GOAL OF THE EXERCISE: Whenever a line carries the word "title", pull it out of the entries.

DATA UNDER STUDY:
▼
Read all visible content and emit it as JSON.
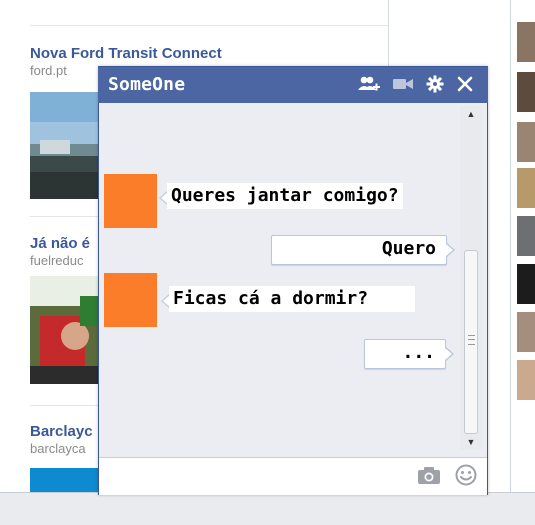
{
  "feed": {
    "ads": [
      {
        "title": "Nova Ford Transit Connect",
        "domain": "ford.pt"
      },
      {
        "title": "Já não é",
        "domain": "fuelreduc"
      },
      {
        "title": "Barclayc",
        "domain": "barclayca"
      }
    ]
  },
  "chat": {
    "title": "SomeOne",
    "header_icons": [
      "add-friend-icon",
      "video-call-icon",
      "settings-gear-icon",
      "close-icon"
    ],
    "messages": [
      {
        "direction": "incoming",
        "text": "Queres jantar comigo?"
      },
      {
        "direction": "outgoing",
        "text": "Quero"
      },
      {
        "direction": "incoming",
        "text": "Ficas cá a dormir?"
      },
      {
        "direction": "outgoing",
        "text": "..."
      }
    ],
    "composer": {
      "value": "",
      "placeholder": ""
    },
    "composer_icons": [
      "camera-icon",
      "emoji-icon"
    ],
    "colors": {
      "header": "#4c66a4",
      "avatar": "#fc7d29",
      "link": "#3b5998"
    }
  }
}
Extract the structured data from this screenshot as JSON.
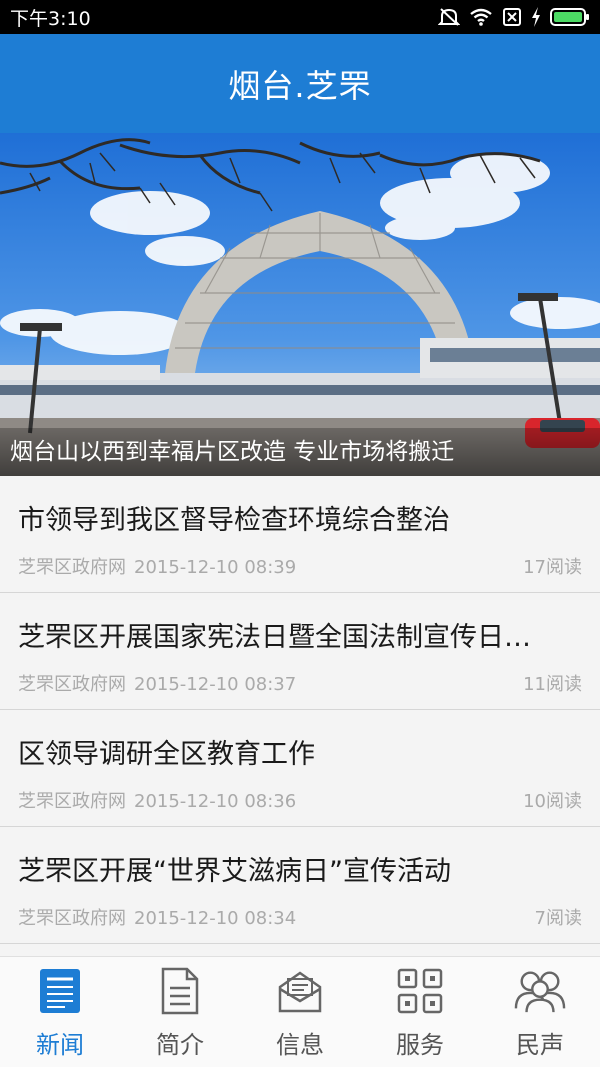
{
  "status_bar": {
    "time": "下午3:10",
    "icons": [
      "mute-icon",
      "wifi-icon",
      "sim-off-icon",
      "charging-icon",
      "battery-icon"
    ]
  },
  "header": {
    "title": "烟台.芝罘"
  },
  "hero": {
    "caption": "烟台山以西到幸福片区改造 专业市场将搬迁"
  },
  "news": [
    {
      "title": "市领导到我区督导检查环境综合整治",
      "source": "芝罘区政府网",
      "time": "2015-12-10 08:39",
      "reads": "17阅读"
    },
    {
      "title": "芝罘区开展国家宪法日暨全国法制宣传日…",
      "source": "芝罘区政府网",
      "time": "2015-12-10 08:37",
      "reads": "11阅读"
    },
    {
      "title": "区领导调研全区教育工作",
      "source": "芝罘区政府网",
      "time": "2015-12-10 08:36",
      "reads": "10阅读"
    },
    {
      "title": "芝罘区开展“世界艾滋病日”宣传活动",
      "source": "芝罘区政府网",
      "time": "2015-12-10 08:34",
      "reads": "7阅读"
    }
  ],
  "bottom_nav": [
    {
      "label": "新闻",
      "icon": "news-icon",
      "active": true
    },
    {
      "label": "简介",
      "icon": "document-icon",
      "active": false
    },
    {
      "label": "信息",
      "icon": "mail-icon",
      "active": false
    },
    {
      "label": "服务",
      "icon": "grid-icon",
      "active": false
    },
    {
      "label": "民声",
      "icon": "people-icon",
      "active": false
    }
  ],
  "colors": {
    "primary": "#1e7dd4",
    "status_bar": "#000000",
    "battery": "#4cd964"
  }
}
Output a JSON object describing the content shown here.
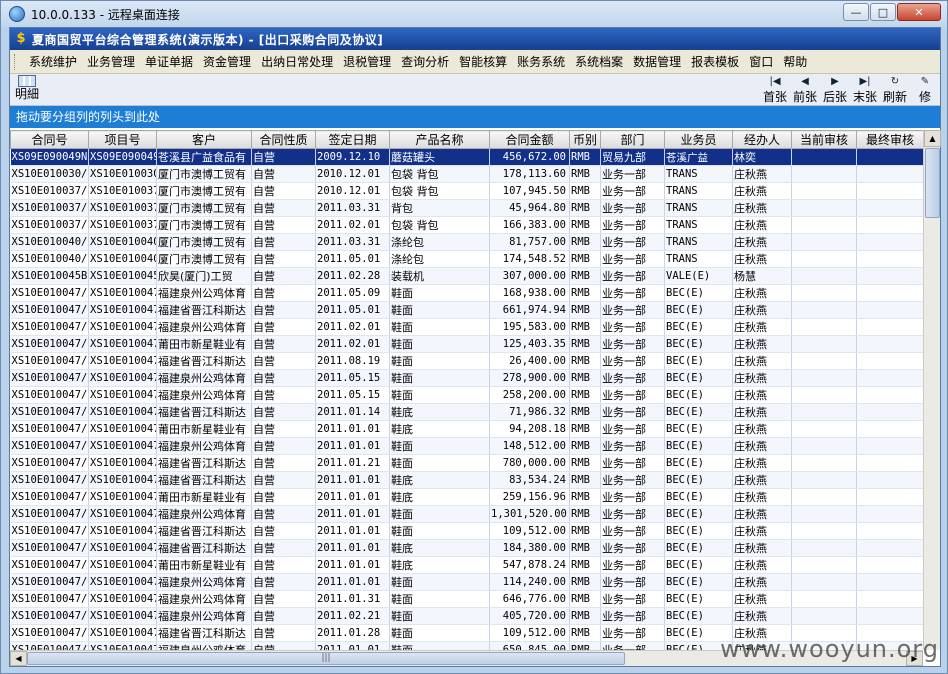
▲
WRITTEN ANSWER:
        "title": "Nova Ford Transit Connect",
        "title": "Já não é",
        "title": "Barclayc",
    "title": "SomeOne",
    "title": "烟台.芝罘"
      "title": "市领导到我区督导检查环境综合整治",
      "title": "芝罘区开展国家宪法日暨全国法制宣传日…",
      "title": "区领导调研全区教育工作",
      "title": "芝罘区开展“世界艾滋病日”宣传活动",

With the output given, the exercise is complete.